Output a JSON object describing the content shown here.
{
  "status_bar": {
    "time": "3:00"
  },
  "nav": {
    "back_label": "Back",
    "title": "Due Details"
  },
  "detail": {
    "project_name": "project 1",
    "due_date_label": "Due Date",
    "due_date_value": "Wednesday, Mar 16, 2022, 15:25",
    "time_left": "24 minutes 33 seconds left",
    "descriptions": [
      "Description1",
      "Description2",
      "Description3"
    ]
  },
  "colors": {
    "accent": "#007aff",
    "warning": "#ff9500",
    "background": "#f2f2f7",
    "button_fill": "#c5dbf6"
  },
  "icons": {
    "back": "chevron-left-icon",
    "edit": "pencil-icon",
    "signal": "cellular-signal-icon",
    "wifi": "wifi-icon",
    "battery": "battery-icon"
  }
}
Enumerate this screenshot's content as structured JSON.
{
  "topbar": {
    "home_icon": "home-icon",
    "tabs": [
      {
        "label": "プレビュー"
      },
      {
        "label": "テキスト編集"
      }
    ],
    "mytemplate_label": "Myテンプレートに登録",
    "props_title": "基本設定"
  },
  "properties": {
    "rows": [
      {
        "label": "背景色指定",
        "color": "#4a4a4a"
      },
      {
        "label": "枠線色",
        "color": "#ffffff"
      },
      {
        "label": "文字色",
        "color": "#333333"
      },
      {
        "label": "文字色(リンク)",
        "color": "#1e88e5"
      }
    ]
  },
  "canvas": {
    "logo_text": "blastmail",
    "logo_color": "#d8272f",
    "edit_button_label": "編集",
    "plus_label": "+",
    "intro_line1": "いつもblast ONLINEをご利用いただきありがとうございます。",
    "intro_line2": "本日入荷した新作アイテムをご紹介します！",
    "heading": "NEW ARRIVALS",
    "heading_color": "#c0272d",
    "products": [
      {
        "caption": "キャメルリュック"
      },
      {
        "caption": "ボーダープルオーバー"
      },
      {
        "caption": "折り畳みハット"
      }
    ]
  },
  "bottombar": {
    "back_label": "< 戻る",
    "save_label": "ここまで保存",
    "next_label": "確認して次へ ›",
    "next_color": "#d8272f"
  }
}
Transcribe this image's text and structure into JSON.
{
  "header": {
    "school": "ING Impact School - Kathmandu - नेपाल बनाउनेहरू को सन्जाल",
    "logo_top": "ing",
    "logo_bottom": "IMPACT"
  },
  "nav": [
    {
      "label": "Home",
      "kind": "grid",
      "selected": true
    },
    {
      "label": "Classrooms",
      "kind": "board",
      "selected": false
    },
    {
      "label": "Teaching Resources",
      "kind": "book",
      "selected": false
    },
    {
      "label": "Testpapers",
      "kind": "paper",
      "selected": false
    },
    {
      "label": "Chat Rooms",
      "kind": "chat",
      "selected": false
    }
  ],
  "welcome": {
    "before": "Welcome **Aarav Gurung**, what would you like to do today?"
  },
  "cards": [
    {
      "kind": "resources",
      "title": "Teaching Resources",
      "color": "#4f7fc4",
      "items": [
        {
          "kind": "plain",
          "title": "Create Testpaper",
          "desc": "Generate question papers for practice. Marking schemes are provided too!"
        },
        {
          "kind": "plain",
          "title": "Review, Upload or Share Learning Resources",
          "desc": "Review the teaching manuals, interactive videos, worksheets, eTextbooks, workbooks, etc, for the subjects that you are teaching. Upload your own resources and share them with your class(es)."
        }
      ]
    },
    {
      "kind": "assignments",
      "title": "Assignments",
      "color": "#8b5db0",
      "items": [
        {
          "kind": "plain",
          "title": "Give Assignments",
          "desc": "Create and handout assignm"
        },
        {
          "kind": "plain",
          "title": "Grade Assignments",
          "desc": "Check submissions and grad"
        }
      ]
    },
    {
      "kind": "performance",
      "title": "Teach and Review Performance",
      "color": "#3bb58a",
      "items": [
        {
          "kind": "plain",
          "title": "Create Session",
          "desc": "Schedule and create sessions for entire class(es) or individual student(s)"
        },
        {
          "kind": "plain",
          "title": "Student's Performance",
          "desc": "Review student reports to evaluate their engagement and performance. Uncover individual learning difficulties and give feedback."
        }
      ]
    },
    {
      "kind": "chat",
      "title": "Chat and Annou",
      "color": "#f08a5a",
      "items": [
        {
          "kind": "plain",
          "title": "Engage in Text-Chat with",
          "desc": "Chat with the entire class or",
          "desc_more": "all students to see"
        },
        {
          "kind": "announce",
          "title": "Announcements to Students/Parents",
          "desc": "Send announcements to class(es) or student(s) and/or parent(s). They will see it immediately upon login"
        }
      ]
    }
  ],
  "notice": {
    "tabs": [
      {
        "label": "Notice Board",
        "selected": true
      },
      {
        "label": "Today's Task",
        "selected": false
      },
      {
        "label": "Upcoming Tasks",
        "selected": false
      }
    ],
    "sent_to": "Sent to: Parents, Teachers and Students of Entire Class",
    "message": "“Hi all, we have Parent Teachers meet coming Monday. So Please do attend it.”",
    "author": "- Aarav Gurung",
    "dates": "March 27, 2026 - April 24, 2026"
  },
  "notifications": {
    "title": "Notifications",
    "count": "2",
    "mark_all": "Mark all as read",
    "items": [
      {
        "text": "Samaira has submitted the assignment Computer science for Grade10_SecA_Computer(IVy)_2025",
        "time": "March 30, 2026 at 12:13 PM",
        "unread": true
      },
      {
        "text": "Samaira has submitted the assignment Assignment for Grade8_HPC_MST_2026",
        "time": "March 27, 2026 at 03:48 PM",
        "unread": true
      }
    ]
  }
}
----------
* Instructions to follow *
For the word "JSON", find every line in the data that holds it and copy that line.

* Expected output *
Output a JSON object describing the content shown here.
Enumerate this screenshot's content as structured JSON.
Transcribe this image's text and structure into JSON.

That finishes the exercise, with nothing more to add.